"Ordinary Lives" focuses on the concerns disabled persons have in common with the rest of the world, and not on the unique problems posed by their disabilities. Zola, a sociologist on the faculty of Brandeis University, has selected excerpts from the writings of a dozen different authors to make the reader aware that disabled people also have to cope with sibling tensions, with adolescent awkwardness, with peer pressures, with snobbery and prejudice and resentment of authority.

Fifteen-year-old Ved Mehta, arriving in the United States to enroll in a school for the blind, suffers a series of cultural shocks. He has refused food on the long plane ride from India to New York. "How would I eat breakfast? All my life I'd eaten with my hands. A spoon was the only implement I had ever used, and that very rarely."

Taken from the airport to the home of a blind musician, he is astounded to hear Mr. DeFranco exchange a loud kiss with his wife. "I wondered if my mother would have permitted me to spend my first days in America with the DeFrancos had she known that my hosts kissed in public." At dinner, when it turns out that Ved is not familiar with the way blind people are helped to locate the food on their plates--"peas at 12 o'clock, meat balls at six"--Mr. DeFranco offers the opinion that Ved's lack of knowledge is due to India's "primitive conditions," where work for the blind is probably "very backward." Ved bristles: "There is nothing in India primitive or backward," he snaps. His defensive reaction is little different from what Americans feel when their ways are criticized by foreigners.

Hopelessly spastic from birth, unable to speak or hold up his head, Christy Brown describes himself as "a little bundle of crooked muscles and twisted nerves . . . imprisoned in a world of my own, unable to communicate with others." When he discovers, at age 5, that his toes can grasp what his hands cannot, and that a writing implement held between his toes affords him a channel of communication, we share his jubilation. But life consists of more than communication. In "Down All the Days" he tells of his first awareness of sexuality when he happens to see his sister undressing, "his whole body suddenly flaming and a loud roaring in his temples . . . It was beauty and perfection and terror."

Christy's sister was kind. Hearing his involuntary moan, she thinks he is having a bad dream and kneels to smooth his forehead. In "Cotton in My Ears," Frances Warfield's older sister, resentful of the attention lavished on the deaf 6-year-old, is malicious, taunting the child and leading her to lie about her inability to hear. Frances fears that if the aunts who are bringing her up discover her imperfection, they will give her away to the Charity Guild, the way they dispose of other useless objects.

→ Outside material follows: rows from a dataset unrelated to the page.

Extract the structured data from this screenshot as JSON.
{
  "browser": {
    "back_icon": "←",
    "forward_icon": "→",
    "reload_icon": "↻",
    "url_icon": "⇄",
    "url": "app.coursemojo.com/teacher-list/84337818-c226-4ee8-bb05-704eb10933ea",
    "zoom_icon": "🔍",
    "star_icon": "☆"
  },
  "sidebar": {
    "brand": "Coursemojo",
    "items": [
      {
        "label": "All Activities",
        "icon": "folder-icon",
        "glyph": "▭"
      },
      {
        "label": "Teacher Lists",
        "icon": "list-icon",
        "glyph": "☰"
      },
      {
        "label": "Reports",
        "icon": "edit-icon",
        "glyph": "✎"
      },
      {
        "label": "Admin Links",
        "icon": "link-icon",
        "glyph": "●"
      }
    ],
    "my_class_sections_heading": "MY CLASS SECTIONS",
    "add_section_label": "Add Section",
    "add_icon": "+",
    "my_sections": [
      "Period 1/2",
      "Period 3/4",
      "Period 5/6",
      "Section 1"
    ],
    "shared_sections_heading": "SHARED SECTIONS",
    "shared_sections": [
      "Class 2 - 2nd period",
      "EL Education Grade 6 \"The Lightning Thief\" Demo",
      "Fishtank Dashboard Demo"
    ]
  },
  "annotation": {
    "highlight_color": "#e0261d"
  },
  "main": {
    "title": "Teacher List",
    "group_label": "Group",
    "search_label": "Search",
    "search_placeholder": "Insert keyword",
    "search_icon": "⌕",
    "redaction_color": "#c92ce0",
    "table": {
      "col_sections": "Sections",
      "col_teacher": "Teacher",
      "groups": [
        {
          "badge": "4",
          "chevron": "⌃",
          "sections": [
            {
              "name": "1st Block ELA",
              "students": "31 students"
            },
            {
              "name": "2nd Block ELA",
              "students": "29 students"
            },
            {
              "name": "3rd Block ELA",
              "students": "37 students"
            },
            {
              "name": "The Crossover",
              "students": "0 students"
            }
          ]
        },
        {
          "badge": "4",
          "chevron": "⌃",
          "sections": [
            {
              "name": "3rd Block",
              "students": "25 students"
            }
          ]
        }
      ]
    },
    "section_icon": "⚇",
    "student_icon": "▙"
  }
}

Leonard Kriegel's story tells how a dozen wheelchair-bound men in a rehabilitation hospital, rebellious over their confinement, launch a "cavalry charge" out of the hospital gates and down the hill to a candy store. Their unauthorized caravan has no practical purpose, since they don't actually want to buy anything. Theirs is the need to declare independence, to act out defiance of authority.

Not every item in this anthology is of equal relevance to the point the book tries to make. Resentment of medical autocracy is reflected in the excerpts from Martha Weinman Lear's "Heartsounds" and Eric Hodgins' "Episode," as well as in the two selections dealing with mastectomies. There is only a tagential relationship to the book's theme in Flannery O'Connor's "Good Country People," the cruel and haunting tale of the exploitation of a crippled woman by the sly trickster she thinks of as "simple."

"Ordinary Lives" aims to provide an antidote to the inspirational tales of saintly suffering that so often constitute the formula for stories about the disabled. To the extent that we recognize that the book's selections are not about disability but about the human condition, that aim is realized.